On moving out, the apartment is carefully inspected by both the tenant and landlord. Major and minor damage is documented in a protocol. The life expectancy for various components of the apartment is specified in so-called life-span tables (Lebensdauertabellen).
Do not sign the protocol until you are certain that you understand everything and can give your consent.
You can find information on the life expectancy of various apartment furnishings here; a detailed brochure is also available:
Many landlords and managements require private liability insurance (Privathaftpflichtversicherung) or/and household insurance (Hausratsversicherung). The liability insurance will cover damage that you did not cause intentionally.
+ comparis.ch - Comparison of premiums for household and liability insurance
The rental fees consist of the monthly rent and the heating and incidental fees. The monthly rent is specified in the lease. Incidental fees (Nebenkosten) include expenses for heating, water, custodian, yard maintenance, sewage, trash collection, etc. A portion of the incidental fees is normally paid each month with the rent.
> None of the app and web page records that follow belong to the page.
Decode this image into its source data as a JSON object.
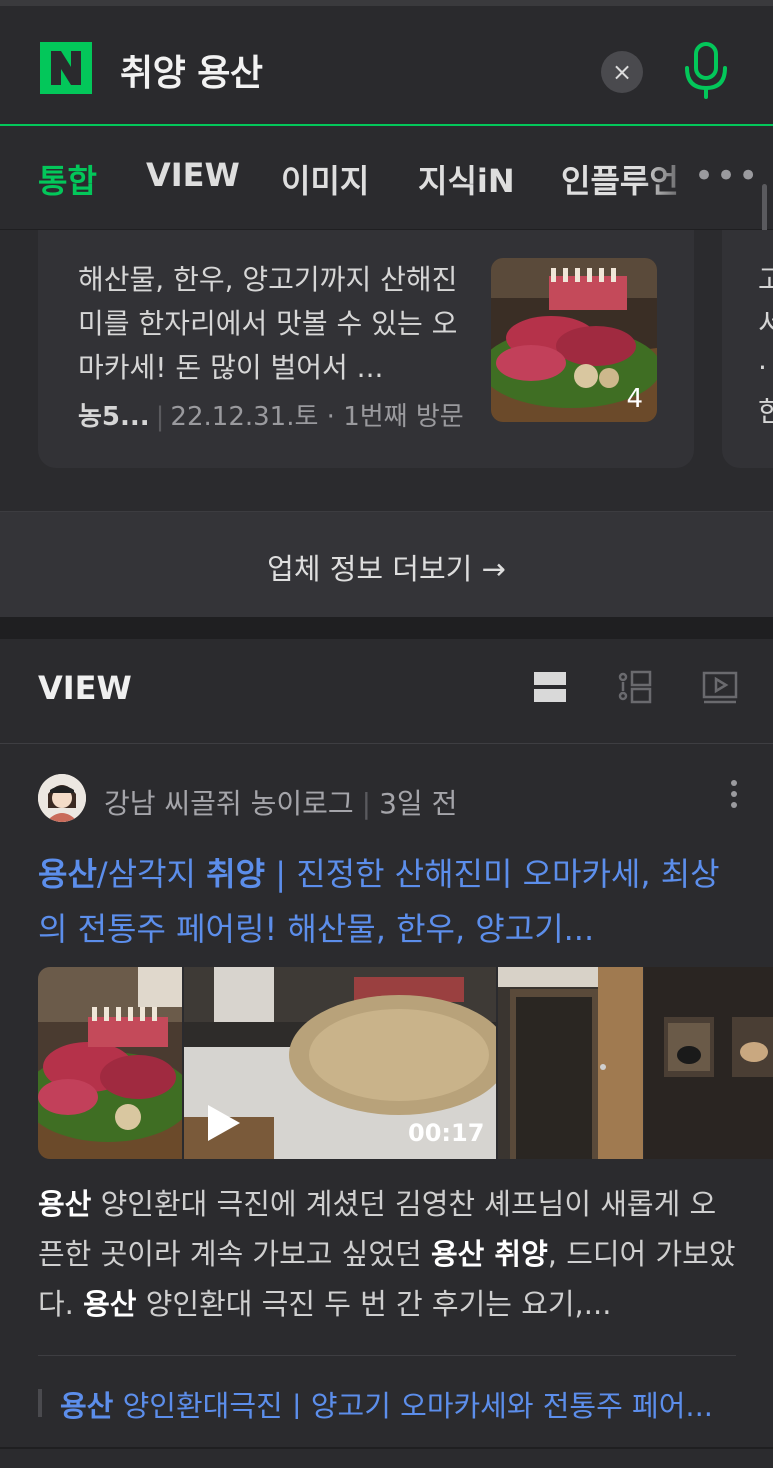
{
  "header": {
    "logo_letter": "N",
    "query": "취양 용산",
    "clear_glyph": "×"
  },
  "tabs": [
    {
      "label": "통합",
      "active": true
    },
    {
      "label": "VIEW",
      "active": false
    },
    {
      "label": "이미지",
      "active": false
    },
    {
      "label": "지식iN",
      "active": false
    },
    {
      "label": "인플루언",
      "active": false
    }
  ],
  "tabs_more_glyph": "•••",
  "review_card": {
    "text": "해산물, 한우, 양고기까지 산해진미를 한자리에서 맛볼 수 있는 오마카세! 돈 많이 벌어서 ...",
    "author": "농5...",
    "date": "22.12.31.토",
    "visit": "1번째 방문",
    "photo_count": "4"
  },
  "next_card_lines": [
    "고",
    "서",
    "·",
    "한"
  ],
  "more_info": {
    "label": "업체 정보 더보기 →"
  },
  "view_section": {
    "title": "VIEW",
    "icons": [
      "list-view-icon",
      "thumbnail-view-icon",
      "video-view-icon"
    ]
  },
  "post": {
    "author": "강남 씨골쥐 농이로그",
    "time": "3일 전",
    "title_parts": [
      {
        "text": "용산",
        "bold": true
      },
      {
        "text": "/삼각지 ",
        "bold": false
      },
      {
        "text": "취양",
        "bold": true
      },
      {
        "text": " | 진정한 산해진미 오마카세, 최상의 전통주 페어링! 해산물, 한우, 양고기...",
        "bold": false
      }
    ],
    "video_duration": "00:17",
    "snippet_parts": [
      {
        "text": "용산",
        "bold": true
      },
      {
        "text": " 양인환대 극진에 계셨던 김영찬 셰프님이 새롭게 오픈한 곳이라 계속 가보고 싶었던 ",
        "bold": false
      },
      {
        "text": "용산 취양",
        "bold": true
      },
      {
        "text": ", 드디어 가보았다. ",
        "bold": false
      },
      {
        "text": "용산",
        "bold": true
      },
      {
        "text": " 양인환대 극진 두 번 간 후기는 요기,...",
        "bold": false
      }
    ],
    "related_parts": [
      {
        "text": "용산",
        "bold": true
      },
      {
        "text": " 양인환대극진 | 양고기 오마카세와 전통주 페어...",
        "bold": false
      }
    ]
  },
  "colors": {
    "accent_green": "#03c75a",
    "link_blue": "#5c8eeb",
    "background": "#2b2b2e"
  }
}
At least once a year you will receive a final bill (Schlussabrechnung). The Accounting year (Abrechnungsjahr) generally runs from July 1st to June 30th. If your total payments amounted to less than the final bill, you will have to pay the remaining balance. If your payments were higher, the landlord will have to refund the difference.
Permissible incidental fees: Heating, hot water, custodial fees, staircase cleaning, yard maintenance, electricity, elevator, cable-network use, sewage, trash collection, and managerial fees.
+ Booklet on incidental fees
+ immoscout24.ch - further information on incidental fees
The rent deposit – also known as a security guarantee – provides the tenant with a surety bond. Tenants must often pay a certain amount in advance – a so-called deposit (Kaution). It amounts to a maximum of three months‘ rent, and is paid into a special bank account (Mietkautionskonto) in the tenant’s name. After moving out, the deposit is refunded to the tenant with interest. In housing cooperatives, the tenant usually does not pay a deposit, but pays a membership fee. This can be substantially higher than three months‘ rent. There are other alternatives to the rent deposit such as the „firstcaution“.
All information on rent deposits:
+ ch.ch - Notification of departure and registration
If you want to buy residential property, you need to consider a number of factors, such as the type of property, financing, the mortgage, the sales contract, and taxes.
+ ch.ch - Homeownership
You can find information and obtain advice on buying property here:
There are several organizations that are involved with housing in Switzerland. One of these is the Tenants’ Union (Mieterinnen- und Mieterverband). This organization represents the interests and rights of tenants, advises its members, and performs other services for them.
+ Tenants' Union
The arbitration boards (Schlichtungsbehörden) also provide information on all aspects of renting, such as lease termination, rent increases, or deposit refunds. In addition, they offer mediation services when conflicts arise between tenants and landlords. The counseling and negotiations are free of charge. All pertinent records must be brought to the counseling session.
+ Arbitration boards
Lucerne Attorneys‘ Association (Luzerner Anwaltsverband).
+ Counseling available free of charge